In the Dail, two TDs who are gay spoke of their experiences of dealing with homophobia.  Gerry Buttimer was “beaten, spat at, chased, harassed and mocked”, while John Lyons had hoped he was living “in a society where this stuff isn’t acceptable anymore”.  (Click here for the Irish Times Article)

I’m certain that they didn’t intend this, but it turns out The Iona Institute turned out to be an excellent catalyst in stimulating the debate.  And for that maybe we should thank them.

On Friday (Valentine’s Day) Ellen Page came out as being Gay, in a wonderful speech at an HRCF event.  Her speech really is a must see.

So we are debating things at last.  But some of the discourse is quite disturbing.  One theme goes like this:

“Why are we still listening/reading about this?”

Amazing that after just a few weeks some people are fed up with the idea that we need a debate.  Do they have a point?

Had the same objection been listened to in the 60s in America, then would the civil rights movement had achieved any of the advances that they got?  Would we now have a President Obama?

You see, I believe the debate is needed.  As Rory O’Neill stated at the Abbey, he does feel ashamed of his ‘gayness’ sometimes.  As Ellen Page stated in her speech, she came out simply because she was tired of ‘lying by omission’.

Why should a person feel a need to be ashamed of their sexuality?  Why should any person feel judged simply they are put in a different category?  Until we can treat each other with dignity and respect those who wish to love, then we need this debate.

Shur’ Things Can’t be that bad

Well, have a look at Russia.  It is well known that President Putin has passed a number of laws that restrict the rights of gay people.

Is perspective on this is so twisted that he thought he was being gregarious when he said that gay people could come to the Sochi Olympics so long as they “leave children alone”  And there we have one of the twisted stereotypes: That being gay equates to being a paedeophile, to having a sexual perversion, to somehow being sick

What is not reported is that members of the LGBT community are in physical danger in some Russian cities.  (This article will bring you to some videos)

As it is in Ireland, for some people the term ‘Gay’ is derogatory.  That is just one of the myriad of ways in which members of the LGBT community can be put down.  Imagine.  Just the use of a word to describe you can be an insult.

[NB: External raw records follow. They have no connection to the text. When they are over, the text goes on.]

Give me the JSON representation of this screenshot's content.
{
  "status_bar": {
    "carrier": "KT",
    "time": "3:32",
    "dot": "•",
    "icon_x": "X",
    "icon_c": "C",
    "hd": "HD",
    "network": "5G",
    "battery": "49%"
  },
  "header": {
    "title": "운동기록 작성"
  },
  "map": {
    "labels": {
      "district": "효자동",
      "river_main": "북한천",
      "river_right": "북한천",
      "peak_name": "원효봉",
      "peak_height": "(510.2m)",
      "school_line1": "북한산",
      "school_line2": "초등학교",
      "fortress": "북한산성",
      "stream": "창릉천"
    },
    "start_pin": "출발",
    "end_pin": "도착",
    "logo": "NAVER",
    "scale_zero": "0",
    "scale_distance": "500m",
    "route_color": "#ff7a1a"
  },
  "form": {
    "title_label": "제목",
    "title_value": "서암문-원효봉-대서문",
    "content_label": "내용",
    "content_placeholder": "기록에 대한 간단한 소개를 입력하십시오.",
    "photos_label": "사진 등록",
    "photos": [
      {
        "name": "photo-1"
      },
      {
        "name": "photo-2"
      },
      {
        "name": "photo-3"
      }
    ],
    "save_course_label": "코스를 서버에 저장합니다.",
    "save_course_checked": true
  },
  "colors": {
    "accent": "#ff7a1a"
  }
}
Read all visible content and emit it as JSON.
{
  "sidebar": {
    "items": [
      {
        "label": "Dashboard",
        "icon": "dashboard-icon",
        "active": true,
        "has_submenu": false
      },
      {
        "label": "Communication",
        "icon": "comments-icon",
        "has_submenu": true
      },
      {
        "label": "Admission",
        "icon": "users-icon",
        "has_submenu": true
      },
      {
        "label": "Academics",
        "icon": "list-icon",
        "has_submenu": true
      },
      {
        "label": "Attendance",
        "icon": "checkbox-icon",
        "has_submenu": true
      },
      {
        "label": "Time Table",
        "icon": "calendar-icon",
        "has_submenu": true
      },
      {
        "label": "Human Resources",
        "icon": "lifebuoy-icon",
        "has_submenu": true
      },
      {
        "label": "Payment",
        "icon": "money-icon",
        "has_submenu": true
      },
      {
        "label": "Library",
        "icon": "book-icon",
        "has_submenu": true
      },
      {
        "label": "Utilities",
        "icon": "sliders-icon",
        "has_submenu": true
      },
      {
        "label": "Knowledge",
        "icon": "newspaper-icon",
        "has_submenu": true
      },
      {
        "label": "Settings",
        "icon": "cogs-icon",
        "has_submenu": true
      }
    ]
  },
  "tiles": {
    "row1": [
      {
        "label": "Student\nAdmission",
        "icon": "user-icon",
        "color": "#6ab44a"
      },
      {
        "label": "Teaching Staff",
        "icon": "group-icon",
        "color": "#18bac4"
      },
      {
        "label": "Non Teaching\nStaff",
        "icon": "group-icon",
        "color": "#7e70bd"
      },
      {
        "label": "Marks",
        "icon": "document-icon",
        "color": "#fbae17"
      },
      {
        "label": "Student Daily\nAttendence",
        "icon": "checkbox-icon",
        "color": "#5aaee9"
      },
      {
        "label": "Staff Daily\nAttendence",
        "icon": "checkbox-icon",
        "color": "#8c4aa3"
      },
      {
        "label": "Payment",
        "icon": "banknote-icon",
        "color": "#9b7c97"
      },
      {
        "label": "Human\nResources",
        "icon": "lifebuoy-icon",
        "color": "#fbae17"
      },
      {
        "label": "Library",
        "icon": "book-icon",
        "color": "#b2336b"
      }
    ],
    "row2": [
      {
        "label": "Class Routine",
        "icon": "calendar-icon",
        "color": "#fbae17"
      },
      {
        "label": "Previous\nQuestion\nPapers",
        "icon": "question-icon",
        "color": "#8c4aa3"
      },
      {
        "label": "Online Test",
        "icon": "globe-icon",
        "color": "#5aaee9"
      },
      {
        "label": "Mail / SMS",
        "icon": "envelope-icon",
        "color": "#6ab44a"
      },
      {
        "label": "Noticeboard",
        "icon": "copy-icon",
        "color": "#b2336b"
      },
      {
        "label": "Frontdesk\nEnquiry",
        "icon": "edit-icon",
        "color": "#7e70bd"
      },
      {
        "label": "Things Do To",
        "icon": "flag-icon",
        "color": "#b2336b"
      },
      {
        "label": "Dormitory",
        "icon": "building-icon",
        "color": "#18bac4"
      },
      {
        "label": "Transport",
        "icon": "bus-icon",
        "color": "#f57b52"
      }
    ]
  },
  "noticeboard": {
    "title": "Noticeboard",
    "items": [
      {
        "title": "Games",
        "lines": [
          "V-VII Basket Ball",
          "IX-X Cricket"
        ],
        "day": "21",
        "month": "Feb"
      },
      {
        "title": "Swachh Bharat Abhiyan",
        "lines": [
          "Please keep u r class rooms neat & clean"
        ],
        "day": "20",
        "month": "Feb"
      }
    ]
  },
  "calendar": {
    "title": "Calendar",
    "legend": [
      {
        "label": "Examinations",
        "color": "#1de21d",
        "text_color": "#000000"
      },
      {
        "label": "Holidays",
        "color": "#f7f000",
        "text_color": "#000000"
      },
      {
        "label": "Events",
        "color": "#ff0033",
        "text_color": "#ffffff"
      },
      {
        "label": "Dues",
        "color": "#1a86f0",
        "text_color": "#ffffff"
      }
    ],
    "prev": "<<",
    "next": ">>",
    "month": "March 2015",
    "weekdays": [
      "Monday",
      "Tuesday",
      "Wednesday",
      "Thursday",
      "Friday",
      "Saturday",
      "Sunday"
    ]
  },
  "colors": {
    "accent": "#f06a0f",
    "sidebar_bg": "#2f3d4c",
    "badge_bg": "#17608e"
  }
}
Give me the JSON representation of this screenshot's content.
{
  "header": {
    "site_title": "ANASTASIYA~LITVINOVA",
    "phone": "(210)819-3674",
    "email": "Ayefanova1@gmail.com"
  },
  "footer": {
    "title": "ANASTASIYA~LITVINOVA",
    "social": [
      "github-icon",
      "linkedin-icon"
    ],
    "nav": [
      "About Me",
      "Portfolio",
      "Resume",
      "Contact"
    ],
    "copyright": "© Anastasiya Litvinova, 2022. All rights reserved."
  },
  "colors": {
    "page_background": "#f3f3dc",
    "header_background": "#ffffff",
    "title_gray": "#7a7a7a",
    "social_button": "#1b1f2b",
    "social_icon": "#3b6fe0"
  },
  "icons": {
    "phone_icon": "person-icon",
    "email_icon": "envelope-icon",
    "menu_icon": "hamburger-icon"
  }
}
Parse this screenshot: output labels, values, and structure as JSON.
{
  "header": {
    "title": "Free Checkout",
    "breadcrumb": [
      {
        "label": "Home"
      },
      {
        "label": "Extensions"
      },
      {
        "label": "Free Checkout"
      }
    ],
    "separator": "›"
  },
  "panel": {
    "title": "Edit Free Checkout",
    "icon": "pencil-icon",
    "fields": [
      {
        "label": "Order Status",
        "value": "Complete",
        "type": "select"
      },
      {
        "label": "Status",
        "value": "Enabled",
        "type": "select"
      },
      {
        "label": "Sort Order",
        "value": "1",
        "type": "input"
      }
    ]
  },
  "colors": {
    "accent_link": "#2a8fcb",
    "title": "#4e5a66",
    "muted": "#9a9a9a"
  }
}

It Just ain’t Christian

Ummm.  Really?  I must have missed that bit in the New Testament.  Jesus spends very little time mentioning any form of sexuality in the Gospels.   And yes, I do know that the book of Leviticus does condemn homosexuality, but , if we’re going to play games, then the Old Testament is a number card, and the Gospels are Picture Cards.  They trump what had been written beforehand.

Any reading of the person of Jesus, what he said and what he did will give you some subtle hints that he looked out for those on the edges of society.  Those who were persecuted, “beaten, spat at, chased, mocked and harassed”.

You see, Jesus didn’t have much truck with the official setup of the time.  He worked with people, not ideologies.

And, while we’re talking about Christian concerns, allowing Gay Marriage will not take away from the sanctity of marriage.  What you do with your marriage does not affect the validity or the love of mine.  Refusing to allow others to share love may, in fact, harm marriage more.

You may find this interesting.  St. Valentine lived in the Roman Empire in the 3rd Century.  He is famous for helping Christian couples to marry at a time when Christians were persecuted.  St. Valentine was executed for this.  He was willing to die so as to allow others to share their love.  He was willing to stand up for those who were persecuted.

Hold that thought.  In the not too distant future we will be asked to vote on whether we feel that gay people will be allowed to marry.  Our answer will say a lot about us as a society.

But at least we are now discussing it, and for that I say thank you Iona & Co.